▼

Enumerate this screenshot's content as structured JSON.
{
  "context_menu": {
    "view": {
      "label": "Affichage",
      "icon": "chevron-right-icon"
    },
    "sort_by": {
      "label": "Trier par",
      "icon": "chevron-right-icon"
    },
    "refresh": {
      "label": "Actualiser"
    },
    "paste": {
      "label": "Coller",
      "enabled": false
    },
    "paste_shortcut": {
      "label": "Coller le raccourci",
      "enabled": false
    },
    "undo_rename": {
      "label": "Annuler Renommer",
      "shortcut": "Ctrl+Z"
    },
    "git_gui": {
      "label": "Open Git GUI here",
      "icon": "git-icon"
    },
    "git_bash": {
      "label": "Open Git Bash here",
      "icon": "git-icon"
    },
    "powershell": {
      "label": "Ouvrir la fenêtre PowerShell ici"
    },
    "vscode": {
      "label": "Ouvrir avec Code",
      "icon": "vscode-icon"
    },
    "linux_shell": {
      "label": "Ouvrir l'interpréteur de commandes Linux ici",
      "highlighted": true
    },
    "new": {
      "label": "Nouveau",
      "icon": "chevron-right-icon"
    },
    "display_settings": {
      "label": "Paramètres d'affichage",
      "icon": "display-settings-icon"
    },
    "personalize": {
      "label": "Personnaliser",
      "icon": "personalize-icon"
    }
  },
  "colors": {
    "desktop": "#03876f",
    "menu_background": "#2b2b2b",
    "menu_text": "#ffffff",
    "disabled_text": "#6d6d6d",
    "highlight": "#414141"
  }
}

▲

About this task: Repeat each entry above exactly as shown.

Reply to the exercise:
Enumerate this screenshot's content as structured JSON.
{
  "context_menu": {
    "view": {
      "label": "Affichage",
      "icon": "chevron-right-icon"
    },
    "sort_by": {
      "label": "Trier par",
      "icon": "chevron-right-icon"
    },
    "refresh": {
      "label": "Actualiser"
    },
    "paste": {
      "label": "Coller",
      "enabled": false
    },
    "paste_shortcut": {
      "label": "Coller le raccourci",
      "enabled": false
    },
    "undo_rename": {
      "label": "Annuler Renommer",
      "shortcut": "Ctrl+Z"
    },
    "git_gui": {
      "label": "Open Git GUI here",
      "icon": "git-icon"
    },
    "git_bash": {
      "label": "Open Git Bash here",
      "icon": "git-icon"
    },
    "powershell": {
      "label": "Ouvrir la fenêtre PowerShell ici"
    },
    "vscode": {
      "label": "Ouvrir avec Code",
      "icon": "vscode-icon"
    },
    "linux_shell": {
      "label": "Ouvrir l'interpréteur de commandes Linux ici",
      "highlighted": true
    },
    "new": {
      "label": "Nouveau",
      "icon": "chevron-right-icon"
    },
    "display_settings": {
      "label": "Paramètres d'affichage",
      "icon": "display-settings-icon"
    },
    "personalize": {
      "label": "Personnaliser",
      "icon": "personalize-icon"
    }
  },
  "colors": {
    "desktop": "#03876f",
    "menu_background": "#2b2b2b",
    "menu_text": "#ffffff",
    "disabled_text": "#6d6d6d",
    "highlight": "#414141"
  }
}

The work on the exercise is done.